The agency’s new cyber advisory committee is helping to identify ideas and programs to fill cyber workforce gaps.
With an estimated 400,000 unfilled cyber jobs in the United States, the Cybersecurity and Infrastructure Security Agency started several initiatives to grow the cyber professional workforce, reports David Mussington, executive assistant director for Infrastructure Security at the agency, speaking at AFCEA’s TechNet Cyber 2022 conference.

With an estimated 400,000 unfilled cyber jobs in the United States, the Cybersecurity and Infrastructure Security Agency started several initiatives to grow the cyber professional workforce, reports David Mussington, executive assistant director for Infrastructure Security at the agency, speaking at AFCEA’s TechNet Cyber 2022 conference.

The U.S. government agency known as CISA, charged with helping the country manage and reduce the risks of cyber threats to digital and physical infrastructure, is pursuing several efforts to add cyber professionals to the workforce. Experts say there are almost 2.7 million unstaffed cyber positions globally, with almost 400,000 unfilled cyber jobs in the United States, according to a recent (ISC)² Cybersecurity Workforce Study.
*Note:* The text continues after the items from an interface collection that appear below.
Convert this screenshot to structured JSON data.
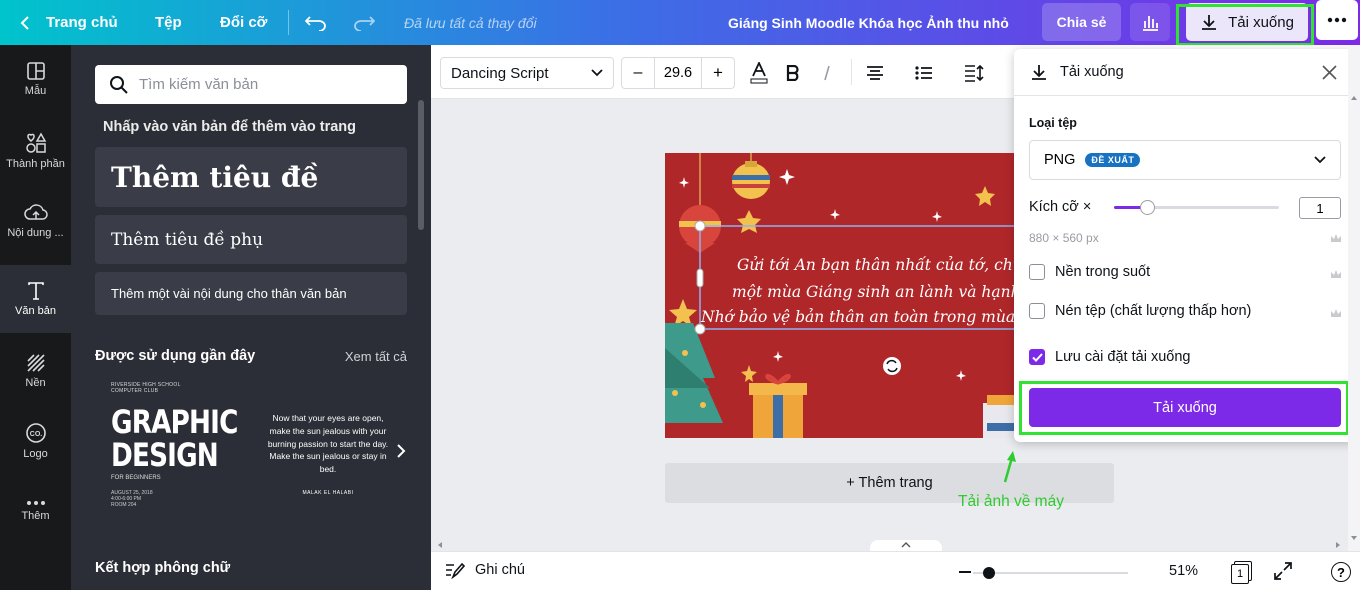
{
  "topbar": {
    "home_label": "Trang chủ",
    "file_label": "Tệp",
    "resize_label": "Đổi cỡ",
    "saved_status": "Đã lưu tất cả thay đổi",
    "doc_title": "Giáng Sinh Moodle Khóa học Ảnh thu nhỏ",
    "share_label": "Chia sẻ",
    "download_label": "Tải xuống"
  },
  "rail": [
    {
      "label": "Mẫu",
      "icon": "layout-icon"
    },
    {
      "label": "Thành phần",
      "icon": "shapes-icon"
    },
    {
      "label": "Nội dung ...",
      "icon": "upload-cloud-icon"
    },
    {
      "label": "Văn bản",
      "icon": "text-icon"
    },
    {
      "label": "Nền",
      "icon": "background-icon"
    },
    {
      "label": "Logo",
      "icon": "logo-icon"
    },
    {
      "label": "Thêm",
      "icon": "more-icon"
    }
  ],
  "panel": {
    "search_placeholder": "Tìm kiếm văn bản",
    "hint": "Nhấp vào văn bản để thêm vào trang",
    "heading": "Thêm tiêu đề",
    "subheading": "Thêm tiêu đề phụ",
    "body": "Thêm một vài nội dung cho thân văn bản",
    "recent_title": "Được sử dụng gần đây",
    "see_all": "Xem tất cả",
    "combo_title": "Kết hợp phông chữ",
    "thumb1": {
      "school": "RIVERSIDE HIGH SCHOOL",
      "club": "COMPUTER CLUB",
      "line1": "GRAPHIC",
      "line2": "DESIGN",
      "sub": "FOR BEGINNERS",
      "date": "AUGUST 25, 2018",
      "time": "4:00-6:00 PM",
      "room": "ROOM 204"
    },
    "thumb2": {
      "quote": "Now that your eyes are open, make the sun jealous with your burning passion to start the day. Make the sun jealous or stay in bed.",
      "author": "MALAK EL HALABI"
    }
  },
  "toolbar": {
    "font": "Dancing Script",
    "size": "29.6",
    "minus": "–",
    "plus": "+"
  },
  "design": {
    "line1": "Gửi tới An bạn thân nhất của tớ, chúc",
    "line2": "một mùa Giáng sinh an lành và hạnh p",
    "line3": "Nhớ bảo vệ bản thân an toàn trong mùa dịc"
  },
  "canvas": {
    "add_page": "+ Thêm trang",
    "annotation": "Tải ảnh về máy"
  },
  "download_popup": {
    "title": "Tải xuống",
    "file_type_label": "Loại tệp",
    "file_type": "PNG",
    "recommended_badge": "ĐỀ XUẤT",
    "size_label": "Kích cỡ ×",
    "size_value": "1",
    "size_level": 0.2,
    "dimensions": "880 × 560 px",
    "transparent_bg": "Nền trong suốt",
    "transparent_bg_checked": false,
    "compress": "Nén tệp (chất lượng thấp hơn)",
    "compress_checked": false,
    "save_settings": "Lưu cài đặt tải xuống",
    "save_settings_checked": true,
    "button": "Tải xuống"
  },
  "bottombar": {
    "notes": "Ghi chú",
    "zoom": "51%",
    "page_count": "1",
    "zoom_level": 0.1
  },
  "colors": {
    "accent": "#7d2ae8",
    "highlight": "#32e232",
    "design_bg": "#b0272a",
    "rail_bg": "#18191b",
    "panel_bg": "#2b2e36"
  }
}
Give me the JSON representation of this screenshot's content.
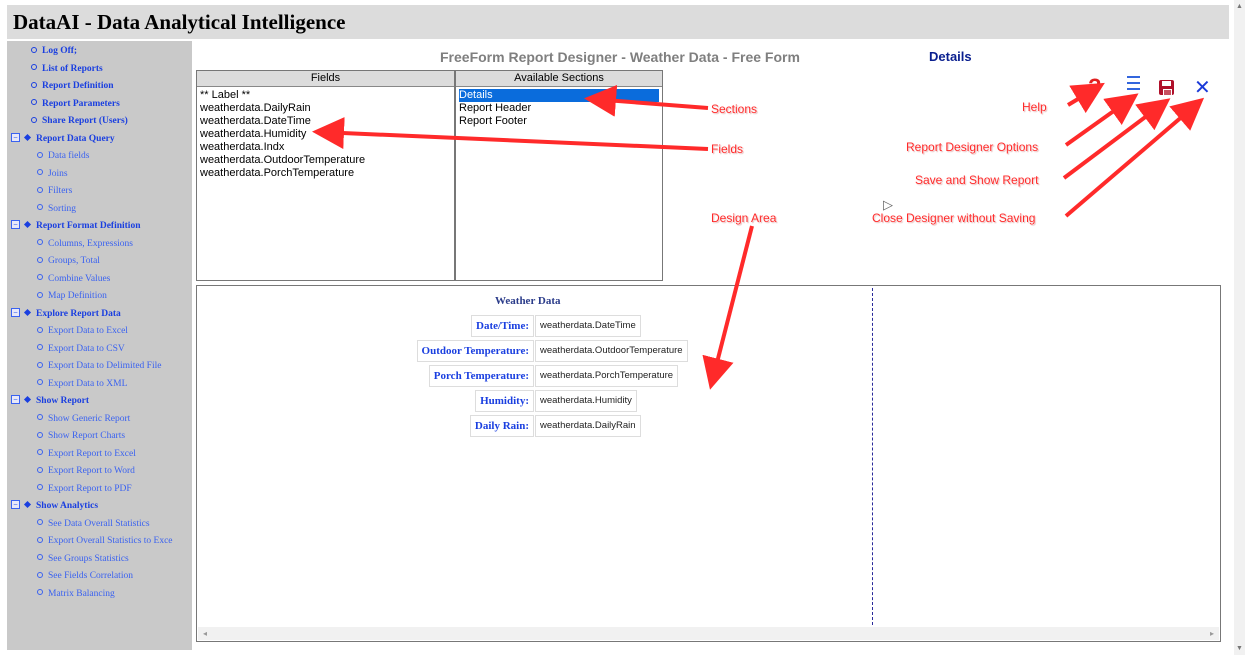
{
  "app": {
    "title": "DataAI - Data Analytical Intelligence"
  },
  "sidebar": {
    "items": [
      {
        "label": "Log Off;",
        "kind": "lvl1"
      },
      {
        "label": "List of Reports",
        "kind": "lvl1"
      },
      {
        "label": "Report Definition",
        "kind": "lvl1"
      },
      {
        "label": "Report Parameters",
        "kind": "lvl1"
      },
      {
        "label": "Share Report (Users)",
        "kind": "lvl1"
      },
      {
        "label": "Report Data Query",
        "kind": "group"
      },
      {
        "label": "Data fields",
        "kind": "lvl2"
      },
      {
        "label": "Joins",
        "kind": "lvl2"
      },
      {
        "label": "Filters",
        "kind": "lvl2"
      },
      {
        "label": "Sorting",
        "kind": "lvl2"
      },
      {
        "label": "Report Format Definition",
        "kind": "group"
      },
      {
        "label": "Columns, Expressions",
        "kind": "lvl2"
      },
      {
        "label": "Groups, Total",
        "kind": "lvl2"
      },
      {
        "label": "Combine Values",
        "kind": "lvl2"
      },
      {
        "label": "Map Definition",
        "kind": "lvl2"
      },
      {
        "label": "Explore Report Data",
        "kind": "group"
      },
      {
        "label": "Export Data to Excel",
        "kind": "lvl2"
      },
      {
        "label": "Export Data to CSV",
        "kind": "lvl2"
      },
      {
        "label": "Export Data to Delimited File",
        "kind": "lvl2"
      },
      {
        "label": "Export Data to XML",
        "kind": "lvl2"
      },
      {
        "label": "Show Report",
        "kind": "group"
      },
      {
        "label": "Show Generic Report",
        "kind": "lvl2"
      },
      {
        "label": "Show Report Charts",
        "kind": "lvl2"
      },
      {
        "label": "Export Report to Excel",
        "kind": "lvl2"
      },
      {
        "label": "Export Report to Word",
        "kind": "lvl2"
      },
      {
        "label": "Export Report to PDF",
        "kind": "lvl2"
      },
      {
        "label": "Show Analytics",
        "kind": "group"
      },
      {
        "label": "See Data Overall Statistics",
        "kind": "lvl2"
      },
      {
        "label": "Export Overall Statistics to Exce",
        "kind": "lvl2"
      },
      {
        "label": "See Groups Statistics",
        "kind": "lvl2"
      },
      {
        "label": "See Fields Correlation",
        "kind": "lvl2"
      },
      {
        "label": "Matrix Balancing",
        "kind": "lvl2"
      }
    ]
  },
  "designer": {
    "title": "FreeForm Report Designer - Weather Data - Free Form",
    "current_section": "Details"
  },
  "fields_panel": {
    "header": "Fields",
    "items": [
      "** Label **",
      "weatherdata.DailyRain",
      "weatherdata.DateTime",
      "weatherdata.Humidity",
      "weatherdata.Indx",
      "weatherdata.OutdoorTemperature",
      "weatherdata.PorchTemperature"
    ]
  },
  "sections_panel": {
    "header": "Available Sections",
    "items": [
      "Details",
      "Report Header",
      "Report Footer"
    ],
    "selected_index": 0
  },
  "form": {
    "title": "Weather Data",
    "rows": [
      {
        "label": "Date/Time:",
        "value": "weatherdata.DateTime"
      },
      {
        "label": "Outdoor Temperature:",
        "value": "weatherdata.OutdoorTemperature"
      },
      {
        "label": "Porch Temperature:",
        "value": "weatherdata.PorchTemperature"
      },
      {
        "label": "Humidity:",
        "value": "weatherdata.Humidity"
      },
      {
        "label": "Daily Rain:",
        "value": "weatherdata.DailyRain"
      }
    ]
  },
  "toolbar": {
    "help_glyph": "?",
    "close_glyph": "✕",
    "icons": [
      "help-icon",
      "options-menu-icon",
      "save-icon",
      "close-icon"
    ],
    "colors": {
      "help": "#e02020",
      "options": "#3366dd",
      "save": "#b0102a",
      "close": "#1b3ad8"
    }
  },
  "annotations": {
    "sections": "Sections",
    "fields": "Fields",
    "design_area": "Design Area",
    "help": "Help",
    "options": "Report Designer Options",
    "save": "Save and Show Report",
    "close": "Close Designer without Saving"
  },
  "colors": {
    "accent": "#1a3fe0",
    "annotation": "#ff2a2a",
    "selection": "#0a6cdc"
  }
}
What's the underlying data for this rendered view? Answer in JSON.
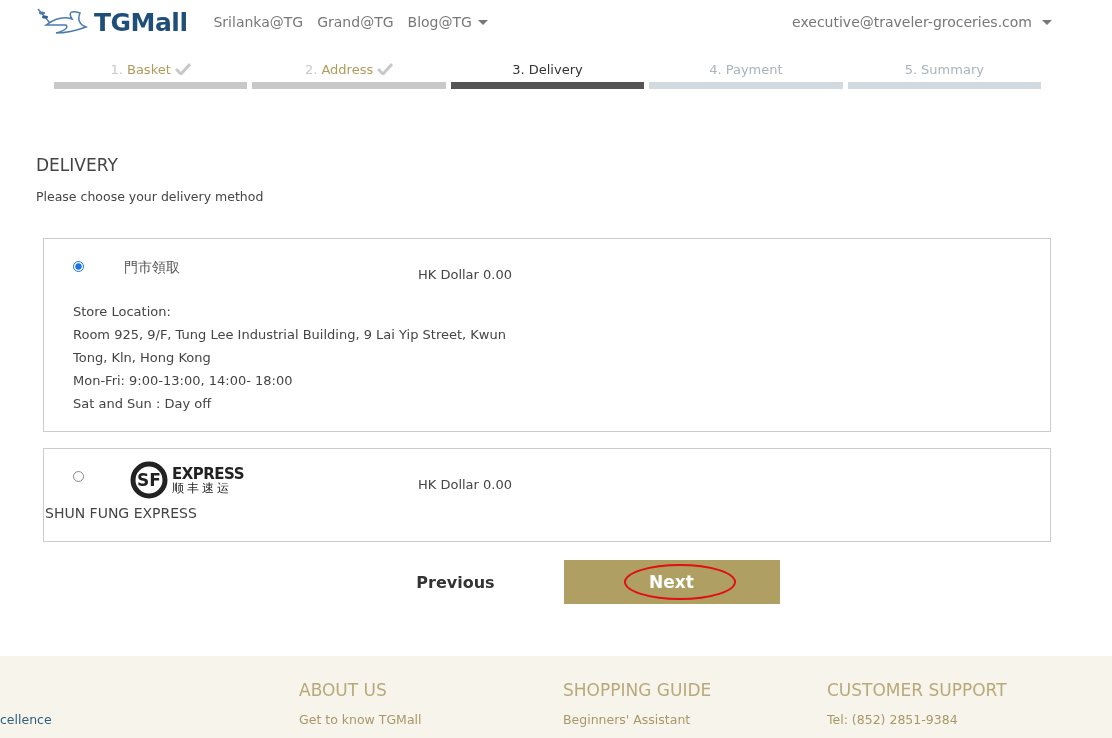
{
  "header": {
    "logo": "TGMall",
    "nav": [
      {
        "label": "Srilanka@TG",
        "dropdown": false
      },
      {
        "label": "Grand@TG",
        "dropdown": false
      },
      {
        "label": "Blog@TG",
        "dropdown": true
      }
    ],
    "account": "executive@traveler-groceries.com"
  },
  "steps": [
    {
      "number": "1.",
      "label": "Basket",
      "completed": true,
      "current": false
    },
    {
      "number": "2.",
      "label": "Address",
      "completed": true,
      "current": false
    },
    {
      "number": "3.",
      "label": "Delivery",
      "completed": false,
      "current": true
    },
    {
      "number": "4.",
      "label": "Payment",
      "completed": false,
      "current": false
    },
    {
      "number": "5.",
      "label": "Summary",
      "completed": false,
      "current": false
    }
  ],
  "delivery": {
    "title": "DELIVERY",
    "subtitle": "Please choose your delivery method",
    "options": [
      {
        "kind": "pickup",
        "selected": true,
        "name": "門市領取",
        "price": "HK Dollar 0.00",
        "details": [
          "Store Location:",
          "Room 925, 9/F, Tung Lee Industrial Building, 9 Lai Yip Street, Kwun Tong, Kln, Hong Kong",
          "Mon-Fri: 9:00-13:00, 14:00- 18:00",
          "Sat and Sun : Day off"
        ]
      },
      {
        "kind": "courier",
        "selected": false,
        "logo_emblem": "SF",
        "logo_text": "EXPRESS",
        "logo_subtext": "顺丰速运",
        "name": "SHUN FUNG EXPRESS",
        "price": "HK Dollar 0.00"
      }
    ]
  },
  "buttons": {
    "previous": "Previous",
    "next": "Next"
  },
  "footer": {
    "cut_text": "cellence",
    "columns": [
      {
        "heading": "ABOUT US",
        "link": "Get to know TGMall"
      },
      {
        "heading": "SHOPPING GUIDE",
        "link": "Beginners' Assistant"
      },
      {
        "heading": "CUSTOMER SUPPORT",
        "link": "Tel: (852) 2851-9384"
      }
    ]
  }
}
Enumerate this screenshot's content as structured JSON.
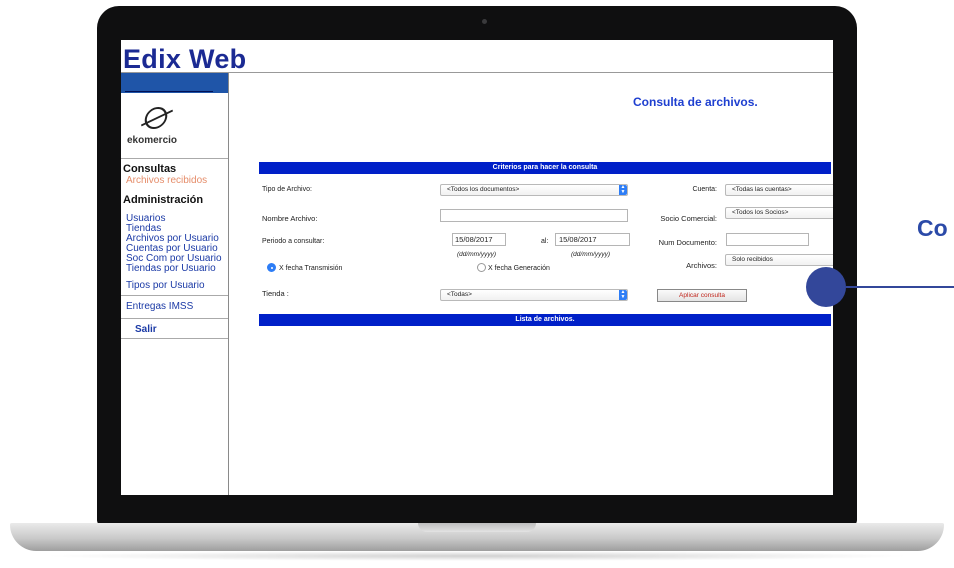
{
  "app": {
    "title": "Edix Web"
  },
  "logo": {
    "text": "ekomercio"
  },
  "sidebar": {
    "section_consultas": "Consultas",
    "archivos_recibidos": "Archivos recibidos",
    "section_admin": "Administración",
    "admin_items": [
      "Usuarios",
      "Tiendas",
      "Archivos por Usuario",
      "Cuentas por Usuario",
      "Soc Com por Usuario",
      "Tiendas por Usuario",
      "Tipos por Usuario"
    ],
    "entregas_imss": "Entregas IMSS",
    "salir": "Salir"
  },
  "main": {
    "heading": "Consulta de archivos.",
    "criteria_header": "Criterios para hacer la consulta",
    "results_header": "Lista de archivos."
  },
  "form": {
    "tipo_archivo_label": "Tipo de Archivo:",
    "tipo_archivo_value": "<Todos los documentos>",
    "cuenta_label": "Cuenta:",
    "cuenta_value": "<Todas las cuentas>",
    "nombre_archivo_label": "Nombre Archivo:",
    "nombre_archivo_value": "",
    "socio_comercial_label": "Socio Comercial:",
    "socio_comercial_value": "<Todos los Socios>",
    "periodo_label": "Periodo a consultar:",
    "fecha_desde": "15/08/2017",
    "al_label": "al:",
    "fecha_hasta": "15/08/2017",
    "date_hint": "(dd/mm/yyyy)",
    "num_documento_label": "Num Documento:",
    "num_documento_value": "",
    "archivos_label": "Archivos:",
    "archivos_value": "Solo recibidos",
    "radio_transmision": "X fecha Transmisión",
    "radio_generacion": "X fecha Generación",
    "radio_selected": "transmision",
    "tienda_label": "Tienda :",
    "tienda_value": "<Todas>",
    "apply_button": "Aplicar consulta"
  },
  "callout": {
    "text": "Co"
  },
  "colors": {
    "brand_blue": "#1b2a93",
    "band_blue": "#0020c8",
    "accent_blue": "#2d7df6",
    "link_active": "#e58d6a",
    "callout": "#33479a"
  }
}
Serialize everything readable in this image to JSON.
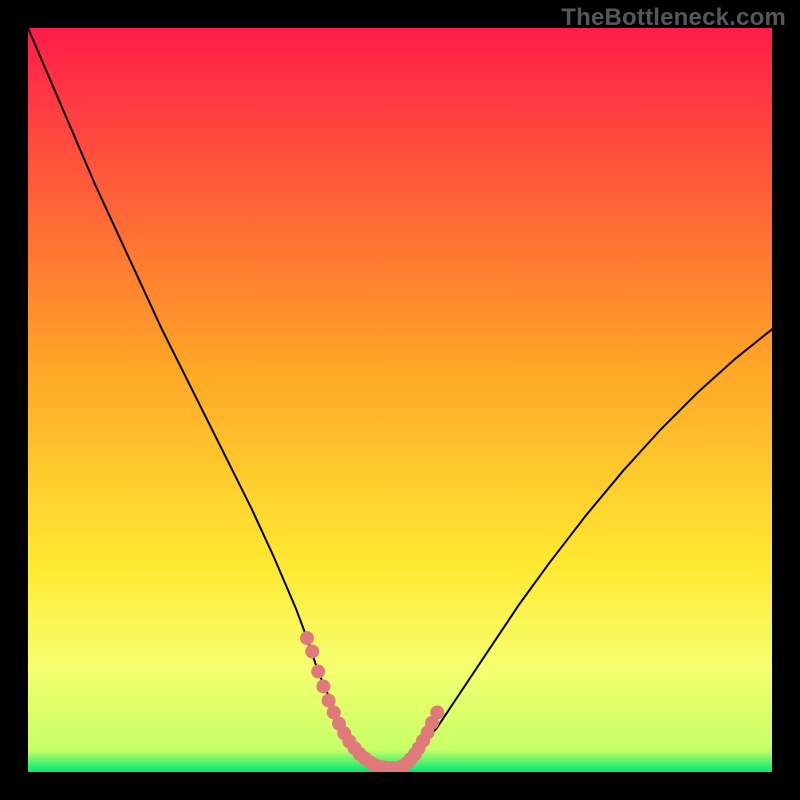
{
  "watermark": "TheBottleneck.com",
  "colors": {
    "gradient_top": "#ff1c4a",
    "gradient_mid": "#ffa427",
    "gradient_low": "#ffe932",
    "gradient_band": "#f5ff6f",
    "gradient_bottom": "#00e874",
    "curve": "#000000",
    "marker": "#e07a7a",
    "frame": "#000000"
  },
  "chart_data": {
    "type": "line",
    "title": "",
    "xlabel": "",
    "ylabel": "",
    "xlim": [
      0,
      100
    ],
    "ylim": [
      0,
      100
    ],
    "grid": false,
    "legend": false,
    "series": [
      {
        "name": "bottleneck-curve",
        "x": [
          0,
          3,
          6,
          9,
          12,
          15,
          18,
          21,
          24,
          27,
          30,
          33,
          36,
          37.5,
          39,
          40.7,
          42.4,
          44,
          45.5,
          47,
          48.3,
          49.7,
          52,
          55,
          58,
          62,
          66,
          70,
          75,
          80,
          85,
          90,
          95,
          100
        ],
        "y": [
          100,
          93,
          86,
          79,
          72.5,
          66,
          59.5,
          53.5,
          47.5,
          41.5,
          35.5,
          29,
          22,
          18,
          13.5,
          9.5,
          6.0,
          3.2,
          1.6,
          0.8,
          0.4,
          0.6,
          2.4,
          6.0,
          10.5,
          16.5,
          22.5,
          28.0,
          34.5,
          40.5,
          46.0,
          51.0,
          55.5,
          59.5
        ]
      }
    ],
    "markers": {
      "name": "bottom-band",
      "x": [
        37.5,
        38.2,
        39,
        39.7,
        40.4,
        41.1,
        41.8,
        42.5,
        43.2,
        43.9,
        44.6,
        45.3,
        46,
        46.7,
        47.3,
        47.9,
        48.4,
        48.9,
        49.4,
        49.9,
        50.4,
        50.9,
        51.4,
        52.0,
        52.5,
        53.1,
        53.7,
        54.3,
        55.0
      ],
      "y": [
        18.0,
        16.2,
        13.5,
        11.5,
        9.6,
        8.0,
        6.5,
        5.2,
        4.1,
        3.2,
        2.4,
        1.8,
        1.3,
        0.9,
        0.7,
        0.6,
        0.5,
        0.5,
        0.5,
        0.6,
        0.8,
        1.2,
        1.7,
        2.4,
        3.2,
        4.2,
        5.3,
        6.6,
        8.0
      ]
    },
    "annotations": []
  }
}
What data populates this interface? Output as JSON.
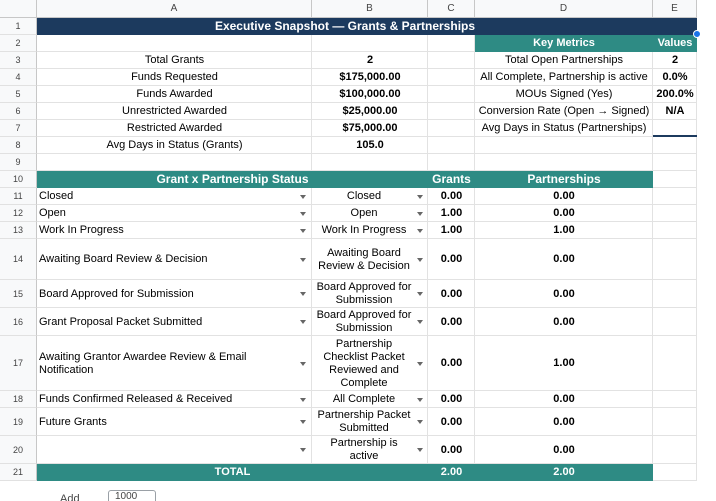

This year, CISA—the Cybersecurity and Infrastructure Security Agency—started several initiatives to grow the cyber professional workforce, reported David Mussington, executive assistant director for Infrastructure Security at the agency.

Mussington spoke on April 26 at AFCEA’s TechNet Cyber conference being held in Baltimore through Thursday, April 28.

Created in December, the agency’s Cyber Security Advisory Committee of 23 members from industry, academia and government, develops recommendations to further CISA’s missions. Growing the cyber workforce is one of five areas identified for the committee to pursue, he noted.

“To transform our cybersecurity workforce today, CISA is working to build pathways to help America’s academic institutions prepare students for careers in cybersecurity,” Mussington stated.

One such pathway is CISA’s investment in the Cyber Scholarship for Service Program that offers scholarships for college students interested in a career in cybersecurity in exchange for agreeing to a few years of government service after graduation.

In addition, the agency’s elementary, middle and high school program provides cybersecurity lessons to teachers and schools across the country. “Our K-12 program has provided cybersecurity curricula access to over 26,000 teachers to date, helping to influence over 3 million students to join the cybersecurity career field in the future,” Harrington said.

The agency plans on expanding that K-12 effort to reach communities that have not had access to cybersecurity educational resources before.

“Our past is impressive, but our future K-12 areas we deem brighter,” he offered. “Next year our program will aggressively focus on underserved communities, Title I schools, students with disabilities and increasing the outreach to historically black colleges and universities.”

Moreover, CISA is building a cyber reskilling program aimed at retraining noncybersecurity federal professionals for entry-level cybersecurity opportunities through a 12-month program.

Partnerships with other cyber organizations, such as Girls Who Code, will also help to reach traditionally underrepresented communities.

“Earlier this year we offered a new funding opportunity for nonprofits focused on identifying and developing the unrealized cybersecurity talent of underserved communities,” Mussington shared. “Opening cybersecurity opportunities to underserved communities will help build a cyber workforce that reflects America’s makeup, with a diversity of ethnicity, gender, education and sexual orientation.”

In addition, CISA is pursuing regional efforts to attract cyber professionals across the United States. “We also recognize that not all cyber expertise resides inside the Capital Beltway,” Mussington acknowledged. “We're hiring at our regional offices and offering remote positions throughout the nation, to recruit a workforce that is geographically diverse.”

Lastly, the agency recently released a new cyber workforce training guide that individuals across the federal government can access to help chart a career in cybersecurity.

“This helps make careers inside cybersecurity more accessible and allows more people to envision a future in the cybersecurity field,” he stated.